Blue and John Crow
Mountains National Park
In 1990, Blue and
John Crow Mountains National Park was declared Jamaica’s first
terrestrial national park. Located on the eastern end of the island, it
protects one third of the approximately 30 percent of Jamaica that is
still under natural forest cover, which is also the island’s largest
remaining tract of intact, closed-canopy, broadleaf forest. The park is
made up of two connected mountain ranges – the shale-based Blue
Mountains and the limestone-based John Crow Mountains. The Blue
Mountain and John Crow Mountain forests have among the highest endemism
and total species diversity in the Caribbean.
Jamaica is a
relatively large island isolated from continental landmasses. As a
result, the island has a striking proportion of endemic flora and
fauna. It is estimated that 40 percent of the flowering plants found in
the Blue and John Crow Mountains are found nowhere else in the world.
Birds such as the Jamaican blackbird, yellow-billed parrot, and
ring-tailed pigeon are three of Jamaica’s 28 endemic bird species.
These mountains also are prime habitat for tree frogs, giant
swallowtail butterflies and the Jamaican hutia (a large groundhog-sized
rodent, also called the coney), the island's only endemic land mammal.
The Blue and John Crow Mountains are also home to approximately 150
resident and migratory species of birds.
The Blue and John Crow Mountains are
divided into 10 watershed
which supply water for the nearby urban and rural areas.
Conservation of the forest resources will assure the continued supply
and quantity of water necessary to maintain the health and livelihoods
of those who depend on this resource.
The most significant current threat to the Blue and John Crow Mountains
is deforestation, which occurs as subsistence and commercial farmers
use slash and burn techniques to convert forests to agriculture land.
As soils fail, farmers eventually abandon the land and clear new
areas. Illegal timber harvesting removes valued timber species
and degrades the natural forest, changing its species composition and
Invasive species also threaten the Blue and John Crow Mountains,
changing habitat structure and species composition. Two invasive
aggressors, wild coffee (Pittosporum undulatum), a native of eastern
Australia, and Ginger Lily (Hydicum spicatum) of South Asia are
invading and quickly spreading in closed canopy forests and along boggy
A Strategy of Success
Parks in Peril (PiP) provided support in Blue and John Crow from
1998-2001 by concentrating its efforts on strengthening park
management, maintaining forest integrity, and enabling compatible
economic development. PiP sought to improve the technical capacity of
park personnel and develop basic infrastructure. It also ensured that
all park rangers were mobile and had access to communication systems.
Staff received training in community-based tourism, tour guiding,
CPR/First Aid, and project management.
Forest restoration was also a priority in the buffer zones of the park.
PiP’s partner organization, Jamaica Conservation and Development Trust
(JCDT), established a tree nursery and distributed timber and fruit
trees to buffer zone communities for planting.

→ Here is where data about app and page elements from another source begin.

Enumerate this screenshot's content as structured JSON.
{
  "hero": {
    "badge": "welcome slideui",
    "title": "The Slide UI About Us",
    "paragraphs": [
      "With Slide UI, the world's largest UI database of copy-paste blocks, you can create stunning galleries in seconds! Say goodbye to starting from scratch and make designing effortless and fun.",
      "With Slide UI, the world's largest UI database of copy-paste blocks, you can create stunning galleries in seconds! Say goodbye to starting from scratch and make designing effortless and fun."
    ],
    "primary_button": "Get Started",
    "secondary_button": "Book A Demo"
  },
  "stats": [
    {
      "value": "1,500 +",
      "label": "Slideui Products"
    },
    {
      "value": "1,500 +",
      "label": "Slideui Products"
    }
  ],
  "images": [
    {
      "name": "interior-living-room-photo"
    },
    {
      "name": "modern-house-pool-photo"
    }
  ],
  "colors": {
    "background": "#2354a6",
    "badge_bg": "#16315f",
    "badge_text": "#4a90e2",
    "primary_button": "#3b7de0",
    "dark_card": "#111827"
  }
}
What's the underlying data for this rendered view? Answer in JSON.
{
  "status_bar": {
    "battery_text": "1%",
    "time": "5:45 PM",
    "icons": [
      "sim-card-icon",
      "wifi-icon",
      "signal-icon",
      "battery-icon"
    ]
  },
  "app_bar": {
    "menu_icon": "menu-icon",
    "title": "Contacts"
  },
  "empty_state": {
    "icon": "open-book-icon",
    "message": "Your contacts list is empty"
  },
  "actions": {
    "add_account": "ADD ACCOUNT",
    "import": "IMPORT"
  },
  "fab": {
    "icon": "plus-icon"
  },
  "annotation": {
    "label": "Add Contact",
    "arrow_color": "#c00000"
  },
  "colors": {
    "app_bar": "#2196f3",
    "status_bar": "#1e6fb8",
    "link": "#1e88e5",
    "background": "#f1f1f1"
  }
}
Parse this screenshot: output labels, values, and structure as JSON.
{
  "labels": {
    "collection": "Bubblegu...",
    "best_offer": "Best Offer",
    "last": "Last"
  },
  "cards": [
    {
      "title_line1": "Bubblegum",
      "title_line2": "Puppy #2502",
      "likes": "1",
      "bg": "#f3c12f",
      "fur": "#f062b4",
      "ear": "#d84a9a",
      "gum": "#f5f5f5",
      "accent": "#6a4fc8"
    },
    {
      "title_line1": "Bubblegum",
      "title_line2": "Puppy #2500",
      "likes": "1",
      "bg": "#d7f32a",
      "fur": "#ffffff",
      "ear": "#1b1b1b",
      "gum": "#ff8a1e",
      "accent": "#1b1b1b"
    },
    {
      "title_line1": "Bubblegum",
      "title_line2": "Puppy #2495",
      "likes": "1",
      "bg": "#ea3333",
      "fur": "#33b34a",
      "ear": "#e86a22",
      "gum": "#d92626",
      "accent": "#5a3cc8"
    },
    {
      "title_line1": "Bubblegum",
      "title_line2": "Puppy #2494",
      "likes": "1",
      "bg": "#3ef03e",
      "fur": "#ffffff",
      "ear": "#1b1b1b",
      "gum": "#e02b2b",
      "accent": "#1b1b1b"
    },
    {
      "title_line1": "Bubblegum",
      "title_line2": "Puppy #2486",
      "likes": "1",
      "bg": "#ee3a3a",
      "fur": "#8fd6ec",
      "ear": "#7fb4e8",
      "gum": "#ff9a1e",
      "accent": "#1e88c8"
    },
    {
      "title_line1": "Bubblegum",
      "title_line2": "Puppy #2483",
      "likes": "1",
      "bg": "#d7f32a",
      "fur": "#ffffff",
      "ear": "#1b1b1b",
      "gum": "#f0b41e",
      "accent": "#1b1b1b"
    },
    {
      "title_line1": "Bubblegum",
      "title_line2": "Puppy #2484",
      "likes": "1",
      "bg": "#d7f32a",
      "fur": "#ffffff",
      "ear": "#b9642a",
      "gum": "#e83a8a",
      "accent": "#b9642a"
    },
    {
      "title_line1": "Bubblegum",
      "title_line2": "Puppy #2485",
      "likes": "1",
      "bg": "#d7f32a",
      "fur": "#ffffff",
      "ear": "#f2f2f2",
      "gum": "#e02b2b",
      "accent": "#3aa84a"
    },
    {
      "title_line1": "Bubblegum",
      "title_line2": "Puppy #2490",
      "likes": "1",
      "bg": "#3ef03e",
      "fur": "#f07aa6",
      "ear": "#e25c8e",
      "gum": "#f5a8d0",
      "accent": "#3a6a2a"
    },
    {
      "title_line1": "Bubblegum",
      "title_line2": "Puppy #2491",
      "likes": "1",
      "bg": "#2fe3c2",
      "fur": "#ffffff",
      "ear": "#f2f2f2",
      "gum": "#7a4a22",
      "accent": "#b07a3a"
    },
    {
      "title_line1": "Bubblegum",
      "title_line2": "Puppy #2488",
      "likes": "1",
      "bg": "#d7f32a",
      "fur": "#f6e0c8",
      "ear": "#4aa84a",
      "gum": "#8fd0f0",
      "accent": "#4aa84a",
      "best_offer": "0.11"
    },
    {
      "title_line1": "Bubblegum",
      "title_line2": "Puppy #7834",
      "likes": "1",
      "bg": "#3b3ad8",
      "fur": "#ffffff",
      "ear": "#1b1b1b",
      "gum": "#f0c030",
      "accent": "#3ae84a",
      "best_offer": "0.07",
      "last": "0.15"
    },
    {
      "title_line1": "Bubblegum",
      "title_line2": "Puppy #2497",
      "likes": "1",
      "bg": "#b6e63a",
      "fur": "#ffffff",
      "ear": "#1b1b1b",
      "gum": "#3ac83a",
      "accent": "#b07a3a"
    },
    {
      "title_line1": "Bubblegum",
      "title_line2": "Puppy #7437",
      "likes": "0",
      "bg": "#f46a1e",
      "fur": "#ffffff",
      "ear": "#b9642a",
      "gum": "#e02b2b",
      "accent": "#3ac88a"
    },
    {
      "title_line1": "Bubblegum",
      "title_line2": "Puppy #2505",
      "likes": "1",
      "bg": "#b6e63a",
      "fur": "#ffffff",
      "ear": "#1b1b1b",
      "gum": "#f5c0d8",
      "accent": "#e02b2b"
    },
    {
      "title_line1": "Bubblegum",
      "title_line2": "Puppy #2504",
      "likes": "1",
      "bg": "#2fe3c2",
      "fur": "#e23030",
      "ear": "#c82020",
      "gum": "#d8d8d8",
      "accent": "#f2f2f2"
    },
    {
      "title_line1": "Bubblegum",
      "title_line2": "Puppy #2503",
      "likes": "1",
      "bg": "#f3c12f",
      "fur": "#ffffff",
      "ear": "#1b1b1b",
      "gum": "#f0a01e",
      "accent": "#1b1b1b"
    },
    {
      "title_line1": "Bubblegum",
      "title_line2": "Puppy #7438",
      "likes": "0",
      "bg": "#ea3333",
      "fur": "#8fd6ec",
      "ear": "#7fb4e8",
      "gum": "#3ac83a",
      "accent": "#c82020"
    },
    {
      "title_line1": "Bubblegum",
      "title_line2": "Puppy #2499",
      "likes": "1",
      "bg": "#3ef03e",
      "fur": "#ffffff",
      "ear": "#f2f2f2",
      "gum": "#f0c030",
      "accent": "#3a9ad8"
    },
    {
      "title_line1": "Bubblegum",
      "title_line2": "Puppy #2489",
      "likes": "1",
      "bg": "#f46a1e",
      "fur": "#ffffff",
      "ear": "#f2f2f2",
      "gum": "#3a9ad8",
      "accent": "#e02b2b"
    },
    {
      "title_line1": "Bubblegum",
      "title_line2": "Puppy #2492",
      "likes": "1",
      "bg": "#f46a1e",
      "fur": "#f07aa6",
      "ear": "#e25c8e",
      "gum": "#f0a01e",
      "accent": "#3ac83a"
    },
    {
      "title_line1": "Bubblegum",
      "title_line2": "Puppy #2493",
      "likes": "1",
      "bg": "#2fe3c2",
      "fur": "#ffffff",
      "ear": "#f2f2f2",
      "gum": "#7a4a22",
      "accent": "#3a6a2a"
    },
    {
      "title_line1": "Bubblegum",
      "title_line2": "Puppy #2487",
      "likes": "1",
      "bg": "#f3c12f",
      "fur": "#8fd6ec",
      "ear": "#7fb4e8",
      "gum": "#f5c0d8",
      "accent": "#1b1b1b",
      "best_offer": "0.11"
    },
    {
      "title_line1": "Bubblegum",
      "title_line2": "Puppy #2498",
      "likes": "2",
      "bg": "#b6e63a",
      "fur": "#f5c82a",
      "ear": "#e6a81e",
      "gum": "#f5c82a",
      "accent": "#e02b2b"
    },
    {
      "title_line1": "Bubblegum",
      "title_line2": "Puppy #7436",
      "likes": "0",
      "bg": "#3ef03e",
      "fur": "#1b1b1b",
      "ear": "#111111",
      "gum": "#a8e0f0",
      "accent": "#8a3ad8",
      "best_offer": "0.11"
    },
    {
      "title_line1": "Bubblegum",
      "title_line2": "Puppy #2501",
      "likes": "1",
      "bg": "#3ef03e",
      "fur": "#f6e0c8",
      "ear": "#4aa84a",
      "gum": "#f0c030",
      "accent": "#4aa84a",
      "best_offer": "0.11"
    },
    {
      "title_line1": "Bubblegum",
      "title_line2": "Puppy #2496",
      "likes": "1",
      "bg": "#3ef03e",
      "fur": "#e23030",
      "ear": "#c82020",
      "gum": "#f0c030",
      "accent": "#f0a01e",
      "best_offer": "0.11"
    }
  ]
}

JCDT and PiP also
promoted business activities in local communities by providing training
in environmentally compatible business activities to businessmen and
Field research was conducted on birds in the Blue and John Crow
Mountains to determine the health of the ecosystem and assess
populations of threatened and endangered species. This information was
also integrated in workshops for teachers in buffer zone schools.
Teachers learned about Jamaica’s birds and methods of integrating bird
awareness programs into classroom curriculums. Teachers were taught
general environmental education principles and ways to bring
environmental concepts into everyday teaching. A video entitled
“Watersheds” was also produced to provide community members with
information about the relationships between land management and water
Source: Parks in Peril